TO DO: Produce a verbatim copy of the data below that contains no pictures.

**********

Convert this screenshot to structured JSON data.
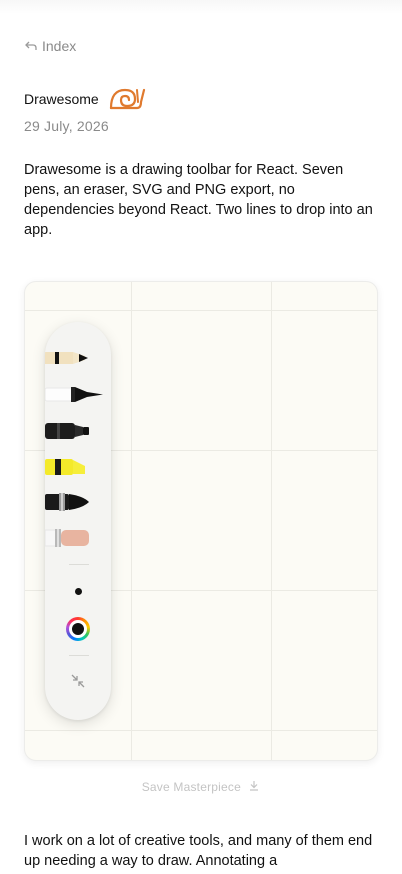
{
  "nav": {
    "back_label": "Index"
  },
  "post": {
    "title": "Drawesome",
    "date": "29 July, 2026",
    "intro": "Drawesome is a drawing toolbar for React. Seven pens, an eraser, SVG and PNG export, no dependencies beyond React. Two lines to drop into an app.",
    "body": "I work on a lot of creative tools, and many of them end up needing a way to draw. Annotating a"
  },
  "toolbar": {
    "tools": [
      "pencil",
      "fountain-pen",
      "marker",
      "highlighter",
      "brush-pen",
      "eraser"
    ],
    "selected_color": "#111111"
  },
  "actions": {
    "save_label": "Save Masterpiece"
  },
  "colors": {
    "accent_snail": "#e07a2e",
    "canvas_bg": "#fcfbf5",
    "highlighter": "#f4ea2a",
    "eraser": "#e8b4a0"
  }
}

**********

PROBLEM SOLUTION:
Convert this screenshot to structured JSON data.
{
  "nav": {
    "back_label": "Index"
  },
  "post": {
    "title": "Drawesome",
    "date": "29 July, 2026",
    "intro": "Drawesome is a drawing toolbar for React. Seven pens, an eraser, SVG and PNG export, no dependencies beyond React. Two lines to drop into an app.",
    "body": "I work on a lot of creative tools, and many of them end up needing a way to draw. Annotating a"
  },
  "toolbar": {
    "tools": [
      "pencil",
      "fountain-pen",
      "marker",
      "highlighter",
      "brush-pen",
      "eraser"
    ],
    "selected_color": "#111111"
  },
  "actions": {
    "save_label": "Save Masterpiece"
  },
  "colors": {
    "accent_snail": "#e07a2e",
    "canvas_bg": "#fcfbf5",
    "highlighter": "#f4ea2a",
    "eraser": "#e8b4a0"
  }
}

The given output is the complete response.